  // Fetch the user from the database.
  User.findById(payload.userId, (err, user) => {
    if (err) { return next(err); }

    // Impersonate the user using Passport.js and redirect to the root of
    // the application.
    req.login(user, () => res.redirect('/'));
  });
}

router.post('/forest/actions/impersonate', liana.ensureAuthenticated,
  impersonateToken);

router.get('/forest/actions/impersonate', impersonate);

Impersonate 2

Importing data

Forest natively supports data creation but it’s sometimes more efficient to simply import it. This “How-to” shows a way to achieve that in your Forest admin.

1

Create the "Bulk import" with 'File' type and the 'global' option set to true

-> Smart Action - Handling input values

2

Restart your Rails server

Your action is now visible

Importing data 1

3

Declare the route

config/routes.rb

namespace :forest do
  post '/actions/bulk-import' => 'actions#bulk_import'
end
4

Create the controller

app/controllers/forest/actions_controller.rb

In the following example, we use data_uri to parse the encoded file. You should add it to your Gemfile too.

require 'data_uri'

class Forest::ActionsController < ForestLiana::ApplicationController

  def bulk_import
    uri = URI::Data.new(params.dig('data', 'attributes', 'values', 'file'))
    uri.data.force_encoding('utf-8')

    CSV.parse(uri.data).each do |row|
      # Your business logic to create your data here.
    end

    render json: { success: 'Data successfuly imported!' }
  end

end

Uploading images

Image uploading is one of the most common operations people do in their admin. There’s plenty of ways to handle it in your application. Forest supports natively the most common file attachment libraries. In case you’re not using one of them, Forest gives you the flexibility to plug your own file upload business logic.

Paperclip and CarrierWave are both well known libraries to manage file attachments in Rails. Forest supports them natively, which means you don’t need to configure anything more to upload and crop your images in Forest.

The following example shows you how to handle the update of a record image. The image field should be a string that contains the image URL. You have to configure the file picker widget on it.

Image upload 1

Having done that, your image is now rendered on your Details view. You can upload a new one when editing your record and clicking on the image. Optionally, you can also crop it.

Image upload 2

Hitting the Apply changes button will update your record with your new image encoded in base64 (RFC 2397).

Now, you have to extend the default behavior of the PUT method on your admin API to upload your image where you want. The following example shows you how to upload the image to AWS S3.

1

Override the update method

app/decorators/controllers/forest_liana/resources_controller.rb

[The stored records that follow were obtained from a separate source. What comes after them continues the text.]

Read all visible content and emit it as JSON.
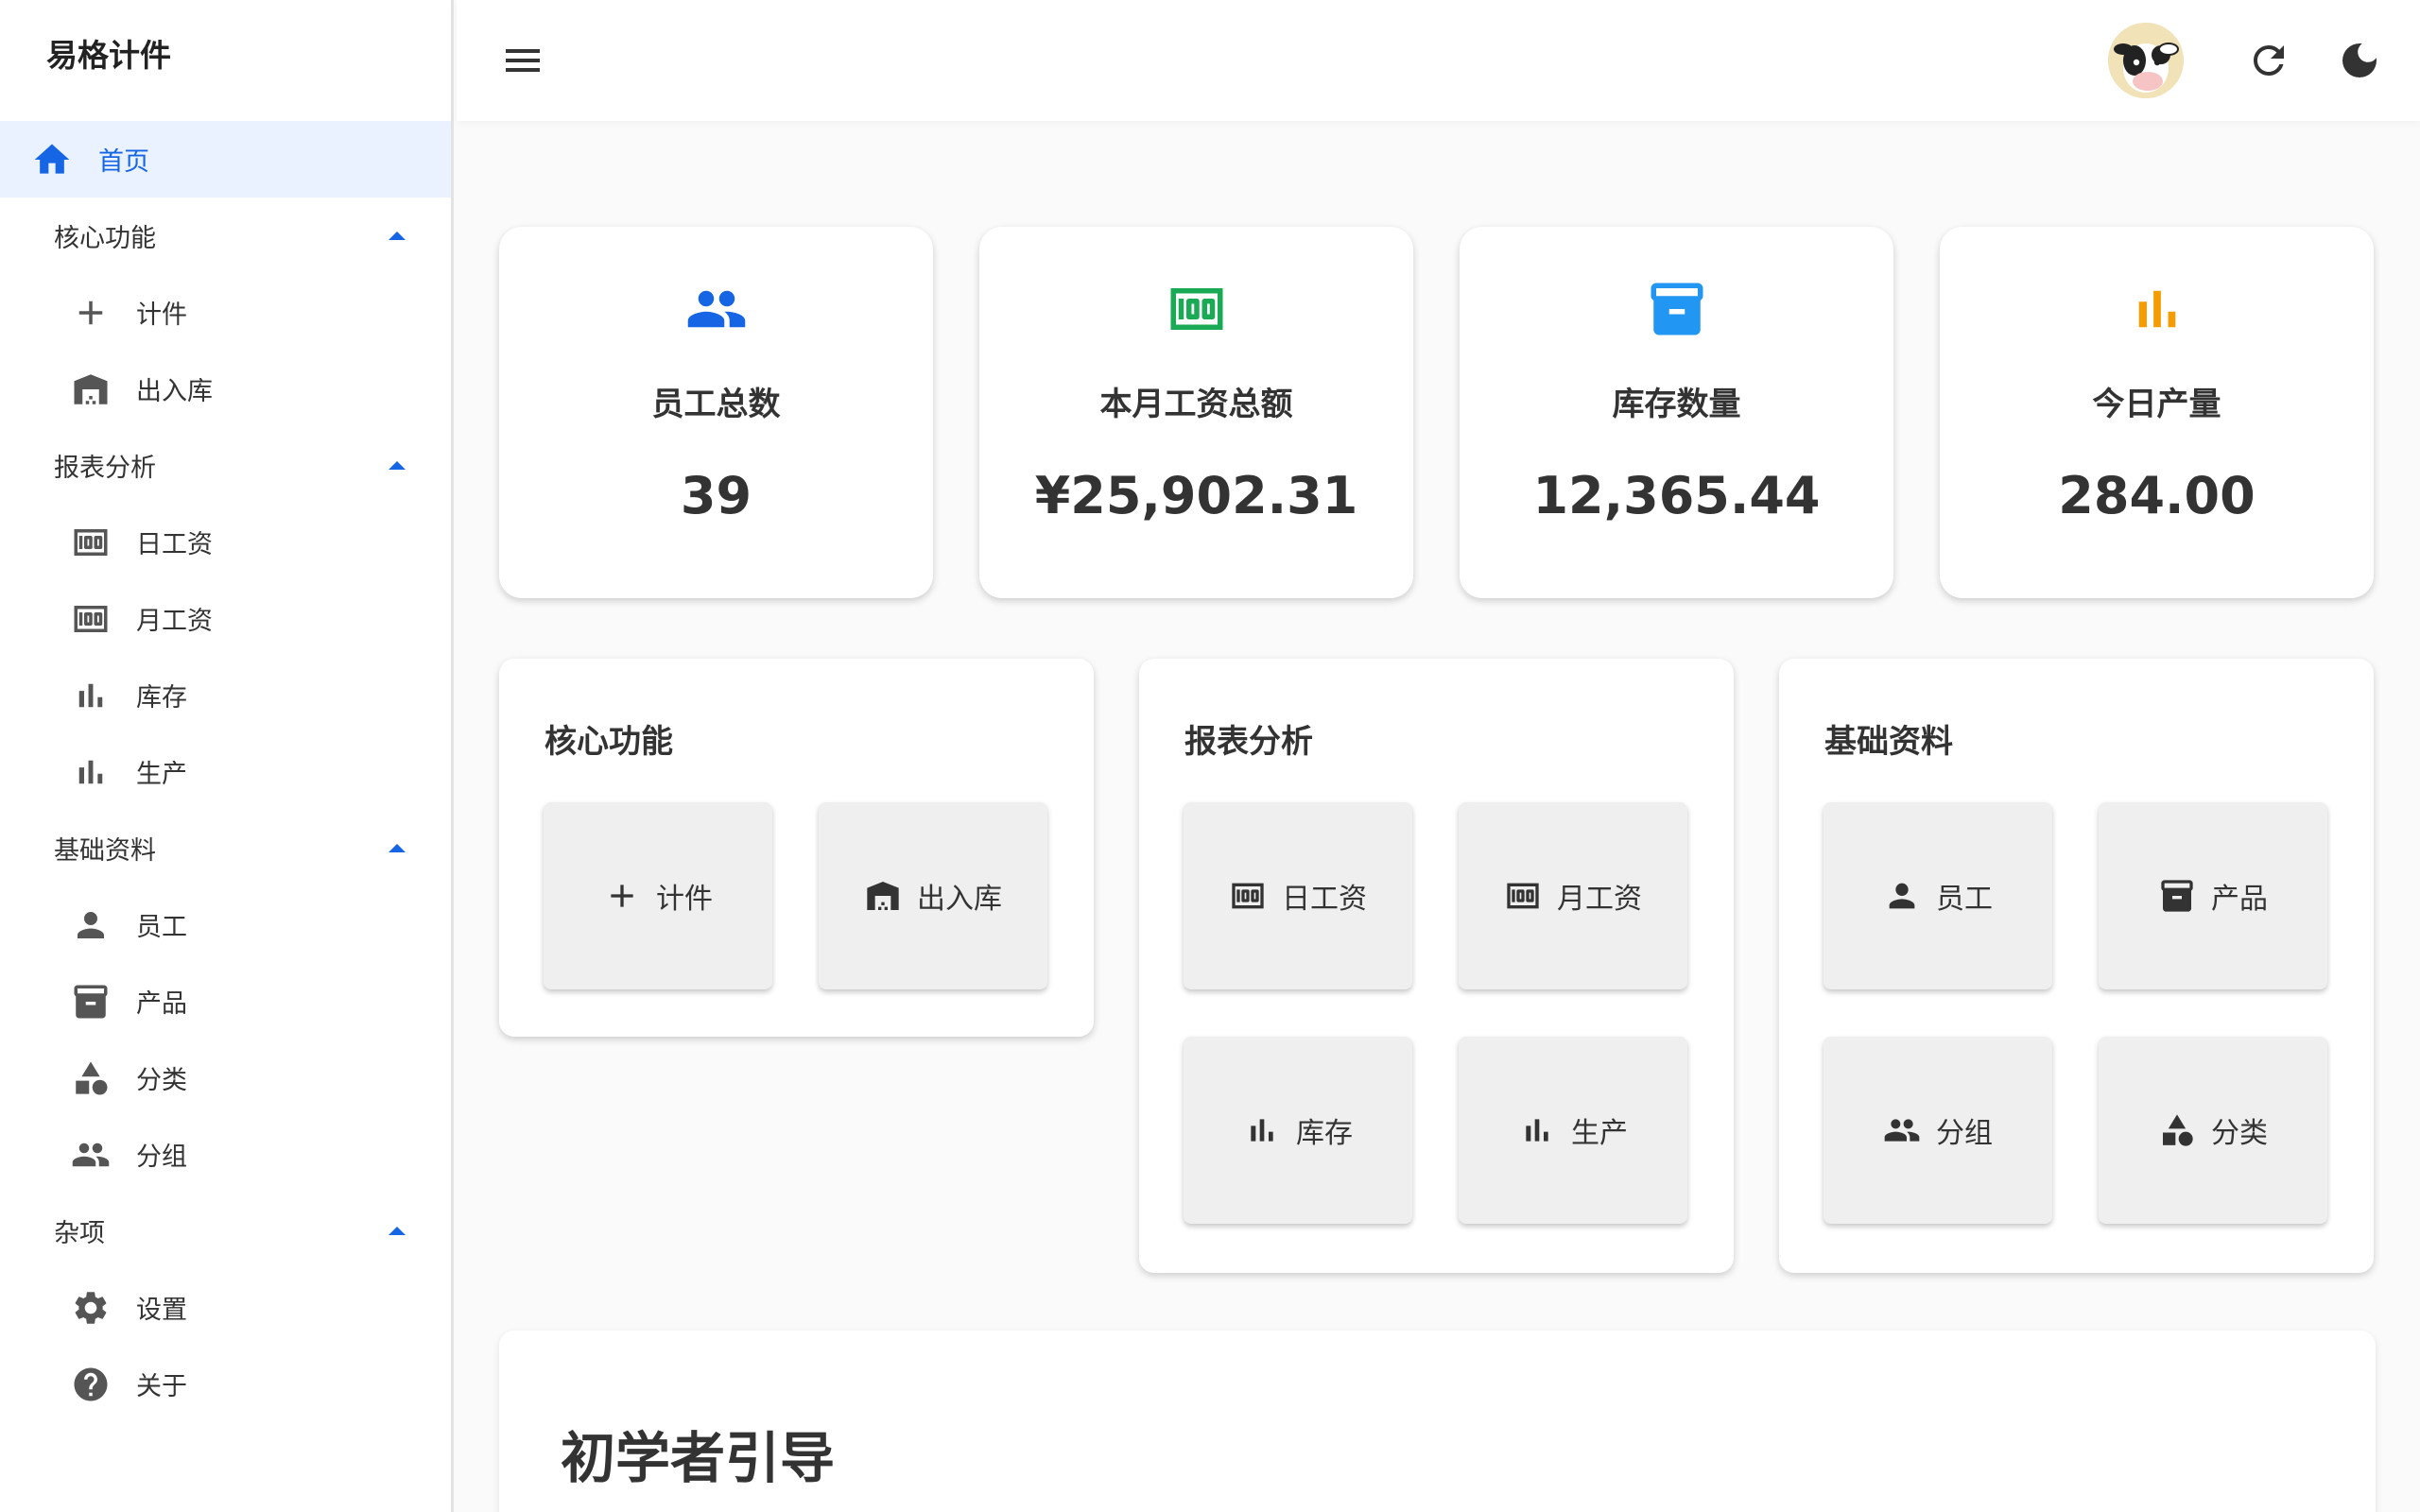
{
  "brand": "易格计件",
  "sidebar": {
    "home": "首页",
    "groups": [
      {
        "label": "核心功能",
        "items": [
          {
            "label": "计件",
            "icon": "plus-icon"
          },
          {
            "label": "出入库",
            "icon": "warehouse-icon"
          }
        ]
      },
      {
        "label": "报表分析",
        "items": [
          {
            "label": "日工资",
            "icon": "money-icon"
          },
          {
            "label": "月工资",
            "icon": "money-icon"
          },
          {
            "label": "库存",
            "icon": "bar-chart-icon"
          },
          {
            "label": "生产",
            "icon": "bar-chart-icon"
          }
        ]
      },
      {
        "label": "基础资料",
        "items": [
          {
            "label": "员工",
            "icon": "person-icon"
          },
          {
            "label": "产品",
            "icon": "archive-icon"
          },
          {
            "label": "分类",
            "icon": "category-icon"
          },
          {
            "label": "分组",
            "icon": "group-icon"
          }
        ]
      },
      {
        "label": "杂项",
        "items": [
          {
            "label": "设置",
            "icon": "gear-icon"
          },
          {
            "label": "关于",
            "icon": "help-icon"
          }
        ]
      }
    ]
  },
  "topbar": {
    "menu_icon": "menu-icon",
    "avatar": "cow-avatar",
    "refresh_icon": "refresh-icon",
    "theme_icon": "moon-icon"
  },
  "stats": [
    {
      "label": "员工总数",
      "value": "39",
      "icon": "group-icon",
      "color": "#1565e5"
    },
    {
      "label": "本月工资总额",
      "value": "¥25,902.31",
      "icon": "money-icon",
      "color": "#1aaa55"
    },
    {
      "label": "库存数量",
      "value": "12,365.44",
      "icon": "archive-icon",
      "color": "#2196f3"
    },
    {
      "label": "今日产量",
      "value": "284.00",
      "icon": "bar-chart-icon",
      "color": "#f59c00"
    }
  ],
  "sections": {
    "core": {
      "title": "核心功能",
      "tiles": [
        "计件",
        "出入库"
      ]
    },
    "reports": {
      "title": "报表分析",
      "tiles": [
        "日工资",
        "月工资",
        "库存",
        "生产"
      ]
    },
    "basic": {
      "title": "基础资料",
      "tiles": [
        "员工",
        "产品",
        "分组",
        "分类"
      ]
    }
  },
  "guide": {
    "title": "初学者引导"
  },
  "colors": {
    "accent": "#1565e5",
    "home_bg": "#eaf2ff"
  }
}
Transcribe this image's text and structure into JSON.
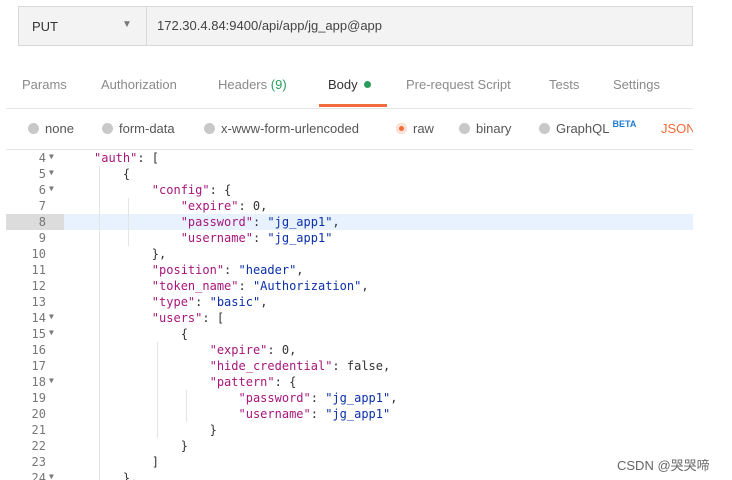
{
  "request": {
    "method": "PUT",
    "url": "172.30.4.84:9400/api/app/jg_app@app"
  },
  "tabs": [
    {
      "label": "Params"
    },
    {
      "label": "Authorization"
    },
    {
      "label": "Headers",
      "count": "(9)"
    },
    {
      "label": "Body",
      "active": true
    },
    {
      "label": "Pre-request Script"
    },
    {
      "label": "Tests"
    },
    {
      "label": "Settings"
    }
  ],
  "body_types": [
    {
      "label": "none",
      "checked": false
    },
    {
      "label": "form-data",
      "checked": false
    },
    {
      "label": "x-www-form-urlencoded",
      "checked": false
    },
    {
      "label": "raw",
      "checked": true
    },
    {
      "label": "binary",
      "checked": false
    },
    {
      "label": "GraphQL",
      "checked": false,
      "badge": "BETA"
    },
    {
      "label": "JSON"
    }
  ],
  "editor": {
    "highlighted_line": "8",
    "lines": [
      {
        "n": "4",
        "fold": "▼",
        "indent": 0,
        "parts": [
          [
            "k",
            "\"auth\""
          ],
          [
            "p",
            ": ["
          ]
        ]
      },
      {
        "n": "5",
        "fold": "▼",
        "indent": 1,
        "parts": [
          [
            "p",
            "{"
          ]
        ]
      },
      {
        "n": "6",
        "fold": "▼",
        "indent": 2,
        "parts": [
          [
            "k",
            "\"config\""
          ],
          [
            "p",
            ": {"
          ]
        ]
      },
      {
        "n": "7",
        "fold": "",
        "indent": 3,
        "parts": [
          [
            "k",
            "\"expire\""
          ],
          [
            "p",
            ": 0,"
          ]
        ]
      },
      {
        "n": "8",
        "fold": "",
        "indent": 3,
        "parts": [
          [
            "k",
            "\"password\""
          ],
          [
            "p",
            ": "
          ],
          [
            "s",
            "\"jg_app1\""
          ],
          [
            "p",
            ","
          ]
        ]
      },
      {
        "n": "9",
        "fold": "",
        "indent": 3,
        "parts": [
          [
            "k",
            "\"username\""
          ],
          [
            "p",
            ": "
          ],
          [
            "s",
            "\"jg_app1\""
          ]
        ]
      },
      {
        "n": "10",
        "fold": "",
        "indent": 2,
        "parts": [
          [
            "p",
            "},"
          ]
        ]
      },
      {
        "n": "11",
        "fold": "",
        "indent": 2,
        "parts": [
          [
            "k",
            "\"position\""
          ],
          [
            "p",
            ": "
          ],
          [
            "s",
            "\"header\""
          ],
          [
            "p",
            ","
          ]
        ]
      },
      {
        "n": "12",
        "fold": "",
        "indent": 2,
        "parts": [
          [
            "k",
            "\"token_name\""
          ],
          [
            "p",
            ": "
          ],
          [
            "s",
            "\"Authorization\""
          ],
          [
            "p",
            ","
          ]
        ]
      },
      {
        "n": "13",
        "fold": "",
        "indent": 2,
        "parts": [
          [
            "k",
            "\"type\""
          ],
          [
            "p",
            ": "
          ],
          [
            "s",
            "\"basic\""
          ],
          [
            "p",
            ","
          ]
        ]
      },
      {
        "n": "14",
        "fold": "▼",
        "indent": 2,
        "parts": [
          [
            "k",
            "\"users\""
          ],
          [
            "p",
            ": ["
          ]
        ]
      },
      {
        "n": "15",
        "fold": "▼",
        "indent": 3,
        "parts": [
          [
            "p",
            "{"
          ]
        ]
      },
      {
        "n": "16",
        "fold": "",
        "indent": 4,
        "parts": [
          [
            "k",
            "\"expire\""
          ],
          [
            "p",
            ": 0,"
          ]
        ]
      },
      {
        "n": "17",
        "fold": "",
        "indent": 4,
        "parts": [
          [
            "k",
            "\"hide_credential\""
          ],
          [
            "p",
            ": false,"
          ]
        ]
      },
      {
        "n": "18",
        "fold": "▼",
        "indent": 4,
        "parts": [
          [
            "k",
            "\"pattern\""
          ],
          [
            "p",
            ": {"
          ]
        ]
      },
      {
        "n": "19",
        "fold": "",
        "indent": 5,
        "parts": [
          [
            "k",
            "\"password\""
          ],
          [
            "p",
            ": "
          ],
          [
            "s",
            "\"jg_app1\""
          ],
          [
            "p",
            ","
          ]
        ]
      },
      {
        "n": "20",
        "fold": "",
        "indent": 5,
        "parts": [
          [
            "k",
            "\"username\""
          ],
          [
            "p",
            ": "
          ],
          [
            "s",
            "\"jg_app1\""
          ]
        ]
      },
      {
        "n": "21",
        "fold": "",
        "indent": 4,
        "parts": [
          [
            "p",
            "}"
          ]
        ]
      },
      {
        "n": "22",
        "fold": "",
        "indent": 3,
        "parts": [
          [
            "p",
            "}"
          ]
        ]
      },
      {
        "n": "23",
        "fold": "",
        "indent": 2,
        "parts": [
          [
            "p",
            "]"
          ]
        ]
      },
      {
        "n": "24",
        "fold": "▼",
        "indent": 1,
        "parts": [
          [
            "p",
            "},"
          ]
        ]
      }
    ]
  },
  "watermark": "CSDN @哭哭啼",
  "colors": {
    "accent": "#f26b3a",
    "green": "#2a9d5c",
    "key": "#a7167b",
    "string": "#0b2fa8",
    "highlight": "#e8f2ff",
    "beta": "#1f7bd6"
  }
}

ForestLiana::ResourcesController.class_eval do
  alias_method :default_update, :update

  # Regexp to match the RFC2397 prefix.
  REGEXP = /\Adata:([-\w]+\/[-\w\+\.]+)?;base64,(.*)/m

  def update
    # Create the S3 client.
    s3 = AWS::S3.new(access_key_id: ENV['S3_ACCESS_KEY'],
                     secret_access_key: ENV['S3_SECRET_KEY'])
    bucket = s3.buckets[ENV['S3_BUCKET']]

    # Parse the "data" URL scheme (RFC 2397).
    data_uri_parts = raw_data.match(REGEXP) || []

    # Upload the image.
    obj = bucket.objects.create(filename(data_uri_parts),
                                base64_image(data_uri_parts),
                                opts(data_uri_parts))

    # Inject the new poster URL to the params.
    url = obj.public_url().to_s
    params['resource']['data']['attributes']['poster'] = url
    params['data']['attributes']['poster'] = url

    # Finally, call the default PUT behavior.
    default_update
  end

  private

  def raw_data
    params['data']['attributes']['poster']
  end

  def base64_image(data_uri_parts)
    Base64.decode64(data_uri_parts[2])
  end

  def extension(data_uri_parts)
    MIME::Types[data_uri_parts[1]].first.preferred_extension
  end

  def filetype(data_uri_parts)
    MIME::Types[data_uri_parts[1]].first.to_s
  end

  def filename(data_uri_parts)
    ('a'..'z').to_a.shuffle[0..7].join + ".#{extension(data_uri_parts)}"
  end

  def opts(data_uri_parts)
    {
      acl: 'public_read',
      content_type: filetype(data_uri_parts)
    }
  end

end
2

Restart your Rails server

File upload is now handled.

Image upload 3